He said the entire experience has made him wonder why people have not been willing to work out their problems directly with him.
 "We love living there, and if push comes to shove and we can't afford it, we'll take the wall down," Birdi said. "But if people are concerned, why haven't they called me and talk to me about it? Nobody ever called me. Let's talk it out, guys. If we're neighbors, treat me like a neighbor."
There is still some question of what it will mean if the wall is not taken down.
Moninder claims the wall is actually a long boundary of the bank and that it just so happens that the boundary cuts into the stream where the wall was built.  He's not sure the wall will be as damaging as others have said.
Others claim the wall does cut into half of the streambed, it has altered the flow of the stream and water could be diverted to those vulnerable pipes.  Many of those pipes connect to mains that run into Pasadena.
"This is really frightening," said Altadena resident and real estate agent Steve Haussler. "I'm most concerned that the county isn't doing anything. I believe in due process, but I also believe in the police powers of the state to remove that obstruction. If they do nothing and damage occurs, they are liable. There's a time when government has to act for public safety."
Haussler, who has family that lives in the area, said major events happen in that canyon every 15 years. Surrounding properties are in danger, pipes could be washed out and a catastrophic event might knock the whole thing out, he said. There's also the danger of a rock flow in the canyon bed that hasn't come down yet.
"If they cause damage to my family's property, and the county's aware of it, what's our recourse?" Haussler added.

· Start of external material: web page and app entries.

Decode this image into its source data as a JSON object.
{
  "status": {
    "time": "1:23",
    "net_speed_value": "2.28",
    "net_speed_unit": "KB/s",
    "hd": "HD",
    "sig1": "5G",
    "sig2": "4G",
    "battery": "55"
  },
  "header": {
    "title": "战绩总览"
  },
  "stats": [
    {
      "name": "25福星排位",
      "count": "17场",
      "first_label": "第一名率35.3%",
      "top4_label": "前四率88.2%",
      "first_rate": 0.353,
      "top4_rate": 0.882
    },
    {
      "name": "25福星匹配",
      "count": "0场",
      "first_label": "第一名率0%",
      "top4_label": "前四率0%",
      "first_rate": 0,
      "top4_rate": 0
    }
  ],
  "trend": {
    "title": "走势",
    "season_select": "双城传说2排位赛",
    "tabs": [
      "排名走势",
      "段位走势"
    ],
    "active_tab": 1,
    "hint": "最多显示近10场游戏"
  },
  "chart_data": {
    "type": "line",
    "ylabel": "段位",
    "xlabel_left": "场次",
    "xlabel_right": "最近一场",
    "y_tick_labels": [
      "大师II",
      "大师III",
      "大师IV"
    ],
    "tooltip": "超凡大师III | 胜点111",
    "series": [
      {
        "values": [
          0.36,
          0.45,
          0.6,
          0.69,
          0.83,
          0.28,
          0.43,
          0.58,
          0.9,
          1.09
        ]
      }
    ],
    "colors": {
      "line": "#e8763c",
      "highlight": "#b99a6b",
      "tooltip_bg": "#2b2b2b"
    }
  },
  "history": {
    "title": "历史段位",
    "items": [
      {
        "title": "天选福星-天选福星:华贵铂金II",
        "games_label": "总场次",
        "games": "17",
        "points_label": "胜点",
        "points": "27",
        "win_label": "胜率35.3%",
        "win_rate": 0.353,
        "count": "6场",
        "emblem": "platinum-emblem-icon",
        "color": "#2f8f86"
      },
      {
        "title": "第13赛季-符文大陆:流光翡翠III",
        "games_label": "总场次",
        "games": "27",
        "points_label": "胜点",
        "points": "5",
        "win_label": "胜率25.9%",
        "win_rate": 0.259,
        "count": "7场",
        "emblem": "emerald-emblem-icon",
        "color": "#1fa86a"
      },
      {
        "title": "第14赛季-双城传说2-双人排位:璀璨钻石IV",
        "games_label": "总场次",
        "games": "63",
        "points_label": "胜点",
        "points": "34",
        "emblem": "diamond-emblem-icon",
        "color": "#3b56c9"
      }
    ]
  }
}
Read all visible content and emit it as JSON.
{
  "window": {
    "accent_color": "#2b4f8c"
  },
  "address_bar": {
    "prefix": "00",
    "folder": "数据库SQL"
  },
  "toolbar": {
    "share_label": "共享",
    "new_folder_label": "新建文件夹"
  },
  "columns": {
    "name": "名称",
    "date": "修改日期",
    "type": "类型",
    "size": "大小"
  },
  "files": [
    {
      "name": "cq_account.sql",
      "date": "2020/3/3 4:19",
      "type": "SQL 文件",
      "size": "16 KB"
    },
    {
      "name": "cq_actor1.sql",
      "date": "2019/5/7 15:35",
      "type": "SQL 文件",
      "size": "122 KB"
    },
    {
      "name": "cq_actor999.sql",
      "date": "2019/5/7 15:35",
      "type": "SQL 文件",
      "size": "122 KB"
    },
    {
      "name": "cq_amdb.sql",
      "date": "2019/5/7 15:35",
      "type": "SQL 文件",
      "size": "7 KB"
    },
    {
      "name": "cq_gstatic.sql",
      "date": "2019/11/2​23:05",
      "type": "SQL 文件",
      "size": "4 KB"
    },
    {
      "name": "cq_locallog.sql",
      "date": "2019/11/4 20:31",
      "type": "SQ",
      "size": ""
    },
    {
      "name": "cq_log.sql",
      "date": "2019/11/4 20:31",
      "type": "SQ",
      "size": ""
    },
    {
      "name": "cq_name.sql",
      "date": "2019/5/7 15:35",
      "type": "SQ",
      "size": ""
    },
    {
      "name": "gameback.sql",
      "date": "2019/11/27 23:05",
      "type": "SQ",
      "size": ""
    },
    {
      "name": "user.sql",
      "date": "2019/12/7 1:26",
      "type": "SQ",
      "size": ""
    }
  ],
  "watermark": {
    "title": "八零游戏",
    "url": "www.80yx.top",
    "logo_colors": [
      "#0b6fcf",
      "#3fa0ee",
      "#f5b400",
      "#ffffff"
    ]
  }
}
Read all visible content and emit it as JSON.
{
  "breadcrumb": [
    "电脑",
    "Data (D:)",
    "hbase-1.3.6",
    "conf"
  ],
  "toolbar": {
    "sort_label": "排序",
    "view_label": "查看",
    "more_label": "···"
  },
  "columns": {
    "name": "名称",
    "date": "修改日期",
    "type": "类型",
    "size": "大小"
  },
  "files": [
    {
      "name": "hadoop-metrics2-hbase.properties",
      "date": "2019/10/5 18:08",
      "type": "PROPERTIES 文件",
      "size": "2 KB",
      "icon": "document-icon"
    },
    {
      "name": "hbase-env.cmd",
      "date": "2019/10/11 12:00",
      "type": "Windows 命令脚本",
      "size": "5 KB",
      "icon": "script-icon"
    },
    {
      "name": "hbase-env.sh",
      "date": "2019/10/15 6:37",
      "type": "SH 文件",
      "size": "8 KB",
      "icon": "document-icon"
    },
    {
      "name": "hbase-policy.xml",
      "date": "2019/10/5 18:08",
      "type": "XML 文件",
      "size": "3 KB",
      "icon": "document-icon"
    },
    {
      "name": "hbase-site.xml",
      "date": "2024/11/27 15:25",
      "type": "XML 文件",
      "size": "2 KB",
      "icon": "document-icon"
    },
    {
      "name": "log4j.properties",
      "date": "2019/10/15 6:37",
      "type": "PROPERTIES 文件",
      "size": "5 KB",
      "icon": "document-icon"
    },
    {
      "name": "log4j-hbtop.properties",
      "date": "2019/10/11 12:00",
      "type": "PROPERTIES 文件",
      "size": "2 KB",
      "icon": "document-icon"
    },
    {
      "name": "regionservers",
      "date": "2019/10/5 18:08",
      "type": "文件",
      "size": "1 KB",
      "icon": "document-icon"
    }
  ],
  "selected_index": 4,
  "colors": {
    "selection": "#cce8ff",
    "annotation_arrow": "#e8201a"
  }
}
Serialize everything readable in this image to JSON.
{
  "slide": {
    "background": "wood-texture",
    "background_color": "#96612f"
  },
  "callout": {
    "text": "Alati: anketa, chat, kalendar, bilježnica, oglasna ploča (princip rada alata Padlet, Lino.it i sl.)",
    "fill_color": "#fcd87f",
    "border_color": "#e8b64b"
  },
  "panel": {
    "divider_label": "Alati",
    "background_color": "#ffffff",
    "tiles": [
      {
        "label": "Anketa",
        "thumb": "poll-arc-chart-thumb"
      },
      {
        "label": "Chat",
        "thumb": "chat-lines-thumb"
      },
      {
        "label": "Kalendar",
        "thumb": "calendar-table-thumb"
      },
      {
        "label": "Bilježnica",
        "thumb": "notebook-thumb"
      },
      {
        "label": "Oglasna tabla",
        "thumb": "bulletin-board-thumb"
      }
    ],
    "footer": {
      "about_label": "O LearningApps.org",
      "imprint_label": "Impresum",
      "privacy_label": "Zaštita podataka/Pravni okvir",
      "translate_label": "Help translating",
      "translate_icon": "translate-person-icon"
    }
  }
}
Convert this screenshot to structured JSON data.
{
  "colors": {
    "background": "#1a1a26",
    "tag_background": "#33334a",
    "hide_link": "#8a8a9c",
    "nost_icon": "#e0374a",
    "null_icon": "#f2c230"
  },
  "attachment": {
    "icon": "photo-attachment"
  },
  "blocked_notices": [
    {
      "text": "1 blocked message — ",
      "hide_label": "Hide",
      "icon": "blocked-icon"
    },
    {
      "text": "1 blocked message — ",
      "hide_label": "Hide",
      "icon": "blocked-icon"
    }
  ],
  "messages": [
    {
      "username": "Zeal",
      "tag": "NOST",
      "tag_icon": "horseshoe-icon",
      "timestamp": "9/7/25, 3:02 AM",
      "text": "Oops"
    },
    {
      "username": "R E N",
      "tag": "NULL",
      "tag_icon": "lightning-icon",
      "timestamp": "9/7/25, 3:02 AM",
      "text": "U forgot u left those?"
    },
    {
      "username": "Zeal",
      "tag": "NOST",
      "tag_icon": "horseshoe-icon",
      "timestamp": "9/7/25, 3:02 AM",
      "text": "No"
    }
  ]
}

As anyone familiar with Altadena knows, activists here don't mess around when it comes to water.
In July a stream in Millard Canyon that is home to rare wildlife dried up after the Lincoln Avenue Water Company diverted the water away to test pipes, prompting the U.S. Forest Service to send the utility company a cease and desist letter.
Reporter Laura Monteros of the Altadena Headlines Examiner wrote at the time that the conflict between the company and local residents was fed by failures in communication between the parties, a lesson that could certainly be applied to the current situation in Rubio Cañon.
UPDATED: Since publication of this article, Kerjon Lee of LA County Flood Control has informed Altadena Patch that the Birdi's are required to tear down the wall by Monday, November 1 or submit a mitigation plan that would demonstrate how to keep the wall and avoid any negative impacts on neighbors.